__Task details__
Please copy each line in the records below that contains the string "Selection".

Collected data

::::

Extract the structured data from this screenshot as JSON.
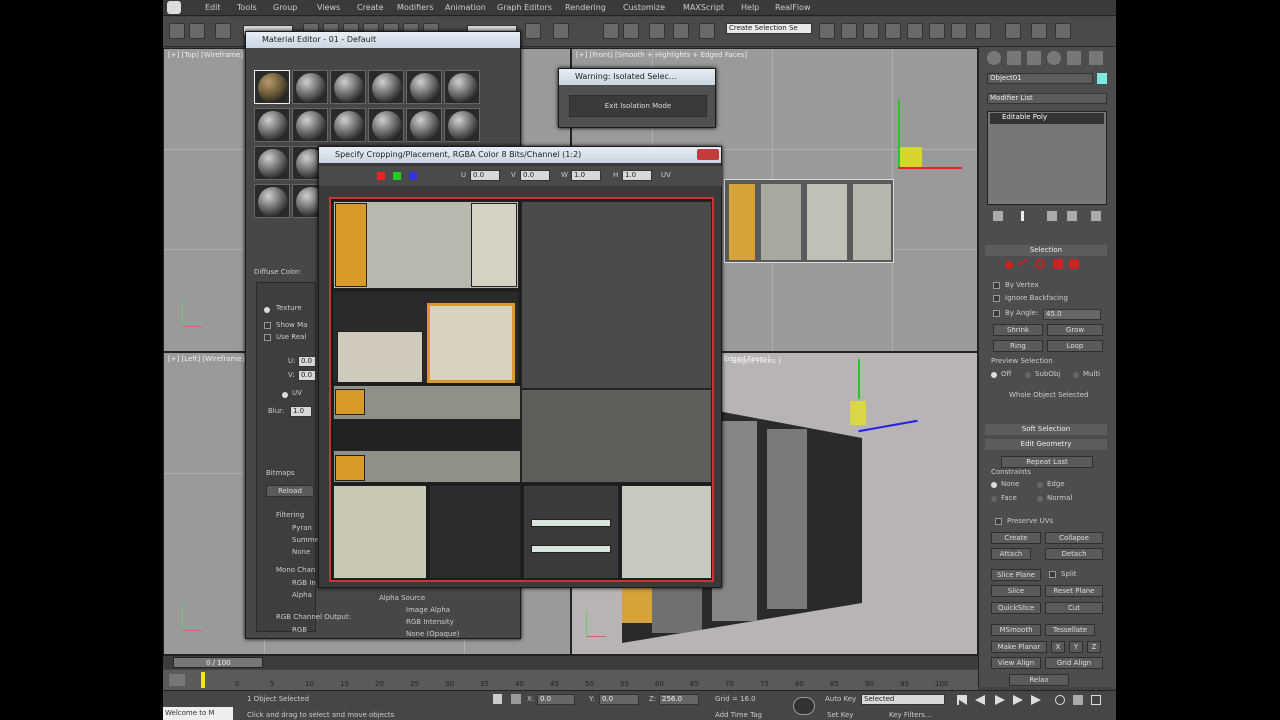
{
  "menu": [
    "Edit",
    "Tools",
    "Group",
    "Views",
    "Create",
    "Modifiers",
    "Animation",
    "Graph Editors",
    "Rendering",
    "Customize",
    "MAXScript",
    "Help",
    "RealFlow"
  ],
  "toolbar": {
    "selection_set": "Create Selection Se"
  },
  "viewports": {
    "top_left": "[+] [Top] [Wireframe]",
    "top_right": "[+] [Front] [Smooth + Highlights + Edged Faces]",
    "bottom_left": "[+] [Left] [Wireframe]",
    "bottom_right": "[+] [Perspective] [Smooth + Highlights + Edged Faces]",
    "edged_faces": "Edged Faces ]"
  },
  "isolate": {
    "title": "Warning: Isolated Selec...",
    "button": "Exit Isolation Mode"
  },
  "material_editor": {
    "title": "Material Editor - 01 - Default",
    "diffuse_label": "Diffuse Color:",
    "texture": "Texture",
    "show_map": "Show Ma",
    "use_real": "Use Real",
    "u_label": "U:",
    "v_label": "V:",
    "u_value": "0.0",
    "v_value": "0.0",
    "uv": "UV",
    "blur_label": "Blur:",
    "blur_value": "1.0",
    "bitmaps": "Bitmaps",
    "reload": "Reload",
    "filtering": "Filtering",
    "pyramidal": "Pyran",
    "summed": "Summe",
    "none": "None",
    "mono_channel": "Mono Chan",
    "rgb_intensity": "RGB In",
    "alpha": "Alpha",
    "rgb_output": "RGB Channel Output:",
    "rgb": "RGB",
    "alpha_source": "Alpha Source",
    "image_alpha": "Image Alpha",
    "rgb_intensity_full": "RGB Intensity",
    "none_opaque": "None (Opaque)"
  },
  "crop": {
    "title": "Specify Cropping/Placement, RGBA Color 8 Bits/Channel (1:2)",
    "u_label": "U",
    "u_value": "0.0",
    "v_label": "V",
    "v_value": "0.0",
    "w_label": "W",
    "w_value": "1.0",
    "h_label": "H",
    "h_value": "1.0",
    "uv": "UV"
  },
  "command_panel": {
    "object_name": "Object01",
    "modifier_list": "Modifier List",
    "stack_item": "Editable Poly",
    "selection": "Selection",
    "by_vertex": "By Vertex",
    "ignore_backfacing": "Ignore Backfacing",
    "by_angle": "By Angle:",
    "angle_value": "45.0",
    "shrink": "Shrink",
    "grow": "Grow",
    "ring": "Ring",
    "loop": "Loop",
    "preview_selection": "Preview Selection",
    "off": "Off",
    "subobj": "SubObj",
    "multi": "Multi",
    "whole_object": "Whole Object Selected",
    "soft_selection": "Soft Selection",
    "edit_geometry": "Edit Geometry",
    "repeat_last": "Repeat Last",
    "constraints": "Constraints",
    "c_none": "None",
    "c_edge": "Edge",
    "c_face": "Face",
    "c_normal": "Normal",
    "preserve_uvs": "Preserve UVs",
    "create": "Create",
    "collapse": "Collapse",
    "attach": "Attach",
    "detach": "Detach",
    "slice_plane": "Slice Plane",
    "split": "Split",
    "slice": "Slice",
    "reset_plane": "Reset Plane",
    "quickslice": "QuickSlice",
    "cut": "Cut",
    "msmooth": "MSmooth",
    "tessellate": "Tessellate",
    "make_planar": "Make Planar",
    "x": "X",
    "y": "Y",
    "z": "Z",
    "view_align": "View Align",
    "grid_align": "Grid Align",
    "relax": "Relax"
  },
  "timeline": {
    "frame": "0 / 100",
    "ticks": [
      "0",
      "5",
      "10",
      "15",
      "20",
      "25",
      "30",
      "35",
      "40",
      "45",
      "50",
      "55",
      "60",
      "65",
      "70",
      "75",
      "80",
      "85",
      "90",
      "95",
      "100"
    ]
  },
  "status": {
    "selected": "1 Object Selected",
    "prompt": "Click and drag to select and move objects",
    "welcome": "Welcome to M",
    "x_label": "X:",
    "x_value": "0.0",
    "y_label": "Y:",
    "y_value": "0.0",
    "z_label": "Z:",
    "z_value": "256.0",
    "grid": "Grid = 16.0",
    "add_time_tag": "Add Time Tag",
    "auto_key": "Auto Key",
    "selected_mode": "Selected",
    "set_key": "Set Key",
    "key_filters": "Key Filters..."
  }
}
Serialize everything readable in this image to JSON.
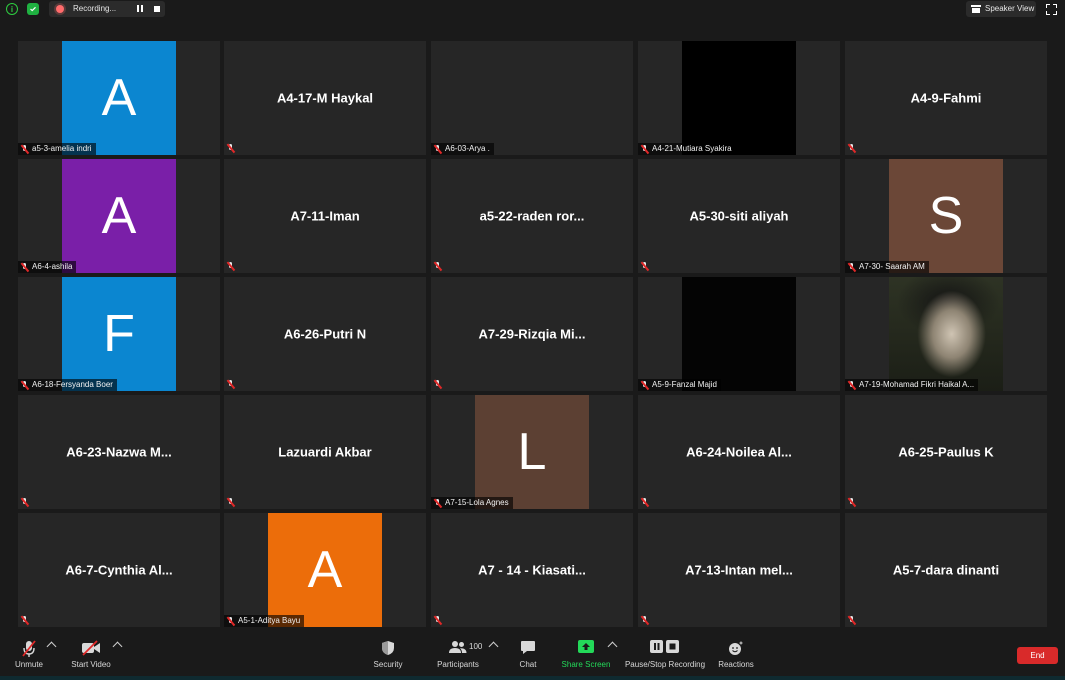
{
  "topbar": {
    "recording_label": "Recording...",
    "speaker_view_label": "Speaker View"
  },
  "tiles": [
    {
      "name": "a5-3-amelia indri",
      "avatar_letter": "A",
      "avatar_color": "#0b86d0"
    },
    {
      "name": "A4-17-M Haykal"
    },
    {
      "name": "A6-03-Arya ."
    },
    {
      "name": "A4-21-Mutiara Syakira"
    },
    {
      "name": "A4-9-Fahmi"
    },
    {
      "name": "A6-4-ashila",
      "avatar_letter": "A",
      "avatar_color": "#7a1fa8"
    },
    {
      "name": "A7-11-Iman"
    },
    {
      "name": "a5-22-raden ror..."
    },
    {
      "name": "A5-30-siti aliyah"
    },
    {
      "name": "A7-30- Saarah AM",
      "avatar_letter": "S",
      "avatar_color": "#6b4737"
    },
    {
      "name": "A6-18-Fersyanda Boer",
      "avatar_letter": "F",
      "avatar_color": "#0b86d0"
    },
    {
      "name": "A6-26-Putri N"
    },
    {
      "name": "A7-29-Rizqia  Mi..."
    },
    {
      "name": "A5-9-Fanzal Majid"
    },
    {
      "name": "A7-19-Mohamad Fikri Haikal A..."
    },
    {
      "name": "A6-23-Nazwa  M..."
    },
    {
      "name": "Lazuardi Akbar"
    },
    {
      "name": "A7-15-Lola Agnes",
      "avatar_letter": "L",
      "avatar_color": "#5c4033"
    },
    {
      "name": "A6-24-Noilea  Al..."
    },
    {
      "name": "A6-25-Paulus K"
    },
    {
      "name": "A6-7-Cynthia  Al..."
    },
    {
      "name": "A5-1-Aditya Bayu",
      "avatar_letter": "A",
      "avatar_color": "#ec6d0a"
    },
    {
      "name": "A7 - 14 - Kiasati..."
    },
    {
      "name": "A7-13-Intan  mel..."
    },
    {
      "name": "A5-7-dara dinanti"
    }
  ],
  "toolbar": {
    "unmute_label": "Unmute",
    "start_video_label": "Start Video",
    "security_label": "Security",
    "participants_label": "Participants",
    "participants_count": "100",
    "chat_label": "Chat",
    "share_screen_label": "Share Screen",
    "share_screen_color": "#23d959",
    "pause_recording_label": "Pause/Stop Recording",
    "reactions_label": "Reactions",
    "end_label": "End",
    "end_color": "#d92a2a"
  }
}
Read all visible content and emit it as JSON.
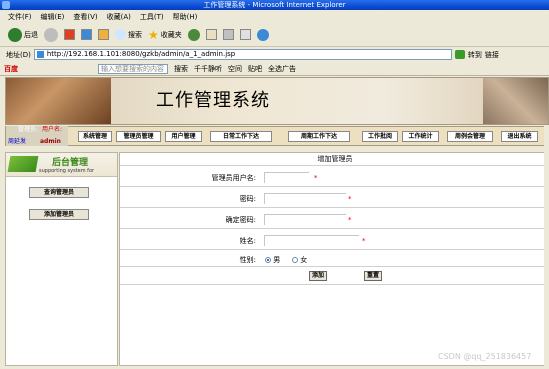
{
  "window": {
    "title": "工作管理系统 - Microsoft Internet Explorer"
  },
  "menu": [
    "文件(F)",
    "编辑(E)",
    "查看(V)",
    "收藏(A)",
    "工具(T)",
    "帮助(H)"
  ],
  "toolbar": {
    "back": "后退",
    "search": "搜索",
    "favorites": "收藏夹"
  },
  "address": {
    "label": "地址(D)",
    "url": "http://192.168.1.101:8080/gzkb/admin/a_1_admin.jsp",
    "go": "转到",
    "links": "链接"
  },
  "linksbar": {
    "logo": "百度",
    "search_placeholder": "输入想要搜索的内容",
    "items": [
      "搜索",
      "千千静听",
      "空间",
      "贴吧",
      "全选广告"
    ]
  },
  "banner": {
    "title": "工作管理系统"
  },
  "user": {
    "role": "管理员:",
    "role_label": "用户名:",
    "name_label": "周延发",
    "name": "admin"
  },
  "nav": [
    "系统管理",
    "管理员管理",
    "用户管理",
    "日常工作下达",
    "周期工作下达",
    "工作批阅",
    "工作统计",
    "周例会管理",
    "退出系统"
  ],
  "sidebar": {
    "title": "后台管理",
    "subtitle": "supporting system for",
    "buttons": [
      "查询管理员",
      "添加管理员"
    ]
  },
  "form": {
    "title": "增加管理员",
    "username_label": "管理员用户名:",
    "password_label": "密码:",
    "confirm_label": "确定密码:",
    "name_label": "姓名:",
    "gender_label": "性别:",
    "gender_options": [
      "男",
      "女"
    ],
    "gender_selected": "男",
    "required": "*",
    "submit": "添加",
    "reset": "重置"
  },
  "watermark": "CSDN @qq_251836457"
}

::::

__Task solution__
    "selection_set": "Create Selection Se"
    "selection": "Selection",
    "preview_selection": "Preview Selection",
    "soft_selection": "Soft Selection",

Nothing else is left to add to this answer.